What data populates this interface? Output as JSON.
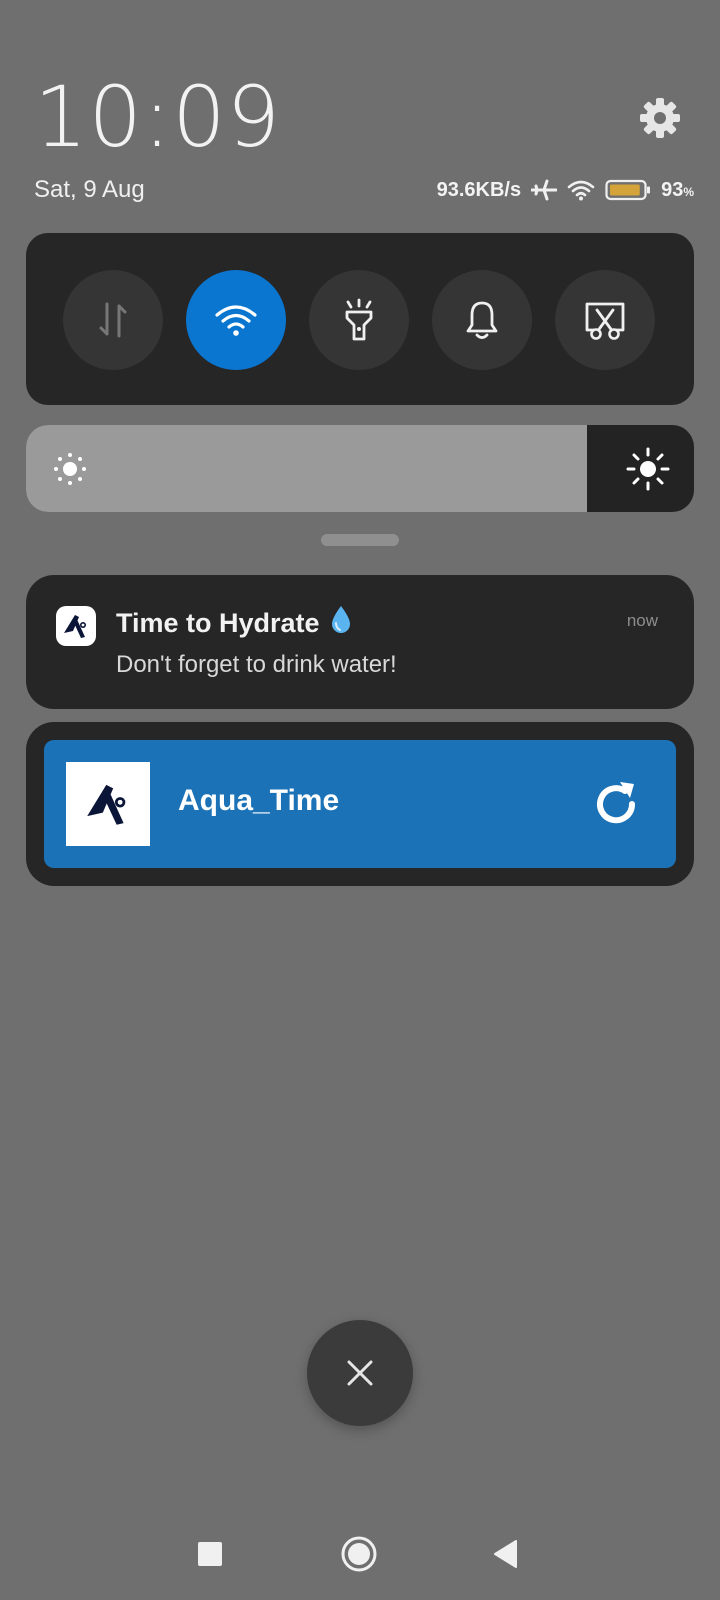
{
  "header": {
    "time": "10:09",
    "date": "Sat, 9 Aug"
  },
  "status": {
    "network_speed": "93.6KB/s",
    "battery_percent": "93",
    "battery_unit": "%",
    "battery_level": 0.93,
    "icons": [
      "airplane-icon",
      "wifi-icon",
      "battery-icon"
    ]
  },
  "quick_toggles": [
    {
      "name": "mobile-data",
      "active": false
    },
    {
      "name": "wifi",
      "active": true
    },
    {
      "name": "flashlight",
      "active": false
    },
    {
      "name": "sound",
      "active": false
    },
    {
      "name": "screenshot",
      "active": false
    }
  ],
  "brightness": {
    "level": 0.84
  },
  "notification": {
    "title": "Time to Hydrate",
    "emoji": "💧",
    "time": "now",
    "body": "Don't forget to drink water!"
  },
  "widget": {
    "app_name": "Aqua_Time"
  },
  "colors": {
    "background": "#6f6f6f",
    "panel": "#262627",
    "accent_blue": "#0b76d0",
    "widget_blue": "#1c72b6",
    "battery_fill": "#d4a33a"
  }
}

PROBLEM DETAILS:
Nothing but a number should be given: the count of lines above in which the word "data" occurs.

ANSWER BOX:
2